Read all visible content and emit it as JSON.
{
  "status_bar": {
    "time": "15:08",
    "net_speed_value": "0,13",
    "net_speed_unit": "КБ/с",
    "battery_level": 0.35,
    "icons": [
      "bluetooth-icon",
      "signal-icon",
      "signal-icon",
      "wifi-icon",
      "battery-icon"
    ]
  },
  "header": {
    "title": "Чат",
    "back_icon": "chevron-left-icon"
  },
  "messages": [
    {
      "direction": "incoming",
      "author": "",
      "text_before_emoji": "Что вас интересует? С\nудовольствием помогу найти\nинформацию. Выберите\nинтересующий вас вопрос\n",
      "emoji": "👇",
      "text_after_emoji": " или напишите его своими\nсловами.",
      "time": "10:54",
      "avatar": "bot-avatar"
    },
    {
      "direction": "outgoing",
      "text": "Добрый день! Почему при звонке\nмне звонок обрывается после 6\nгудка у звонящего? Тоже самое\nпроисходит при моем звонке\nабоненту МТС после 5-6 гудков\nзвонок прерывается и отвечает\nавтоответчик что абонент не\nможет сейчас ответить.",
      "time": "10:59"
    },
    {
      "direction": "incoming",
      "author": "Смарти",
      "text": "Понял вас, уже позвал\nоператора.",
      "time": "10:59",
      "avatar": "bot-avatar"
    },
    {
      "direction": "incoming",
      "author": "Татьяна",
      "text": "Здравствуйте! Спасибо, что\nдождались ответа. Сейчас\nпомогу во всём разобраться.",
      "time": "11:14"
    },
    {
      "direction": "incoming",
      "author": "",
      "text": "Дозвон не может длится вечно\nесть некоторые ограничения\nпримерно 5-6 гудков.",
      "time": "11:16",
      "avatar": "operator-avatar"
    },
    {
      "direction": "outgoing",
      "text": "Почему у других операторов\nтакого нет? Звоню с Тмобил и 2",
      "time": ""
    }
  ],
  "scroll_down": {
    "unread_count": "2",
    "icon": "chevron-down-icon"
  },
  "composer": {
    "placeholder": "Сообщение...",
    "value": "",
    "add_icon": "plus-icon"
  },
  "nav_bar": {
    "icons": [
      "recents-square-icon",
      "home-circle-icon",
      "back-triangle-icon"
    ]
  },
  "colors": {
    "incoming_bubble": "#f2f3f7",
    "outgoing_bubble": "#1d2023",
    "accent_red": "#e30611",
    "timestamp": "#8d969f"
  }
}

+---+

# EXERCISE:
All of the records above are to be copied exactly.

# PROBLEM SOLUTION:
Read all visible content and emit it as JSON.
{
  "status_bar": {
    "time": "15:08",
    "net_speed_value": "0,13",
    "net_speed_unit": "КБ/с",
    "battery_level": 0.35,
    "icons": [
      "bluetooth-icon",
      "signal-icon",
      "signal-icon",
      "wifi-icon",
      "battery-icon"
    ]
  },
  "header": {
    "title": "Чат",
    "back_icon": "chevron-left-icon"
  },
  "messages": [
    {
      "direction": "incoming",
      "author": "",
      "text_before_emoji": "Что вас интересует? С\nудовольствием помогу найти\nинформацию. Выберите\nинтересующий вас вопрос\n",
      "emoji": "👇",
      "text_after_emoji": " или напишите его своими\nсловами.",
      "time": "10:54",
      "avatar": "bot-avatar"
    },
    {
      "direction": "outgoing",
      "text": "Добрый день! Почему при звонке\nмне звонок обрывается после 6\nгудка у звонящего? Тоже самое\nпроисходит при моем звонке\nабоненту МТС после 5-6 гудков\nзвонок прерывается и отвечает\nавтоответчик что абонент не\nможет сейчас ответить.",
      "time": "10:59"
    },
    {
      "direction": "incoming",
      "author": "Смарти",
      "text": "Понял вас, уже позвал\nоператора.",
      "time": "10:59",
      "avatar": "bot-avatar"
    },
    {
      "direction": "incoming",
      "author": "Татьяна",
      "text": "Здравствуйте! Спасибо, что\nдождались ответа. Сейчас\nпомогу во всём разобраться.",
      "time": "11:14"
    },
    {
      "direction": "incoming",
      "author": "",
      "text": "Дозвон не может длится вечно\nесть некоторые ограничения\nпримерно 5-6 гудков.",
      "time": "11:16",
      "avatar": "operator-avatar"
    },
    {
      "direction": "outgoing",
      "text": "Почему у других операторов\nтакого нет? Звоню с Тмобил и 2",
      "time": ""
    }
  ],
  "scroll_down": {
    "unread_count": "2",
    "icon": "chevron-down-icon"
  },
  "composer": {
    "placeholder": "Сообщение...",
    "value": "",
    "add_icon": "plus-icon"
  },
  "nav_bar": {
    "icons": [
      "recents-square-icon",
      "home-circle-icon",
      "back-triangle-icon"
    ]
  },
  "colors": {
    "incoming_bubble": "#f2f3f7",
    "outgoing_bubble": "#1d2023",
    "accent_red": "#e30611",
    "timestamp": "#8d969f"
  }
}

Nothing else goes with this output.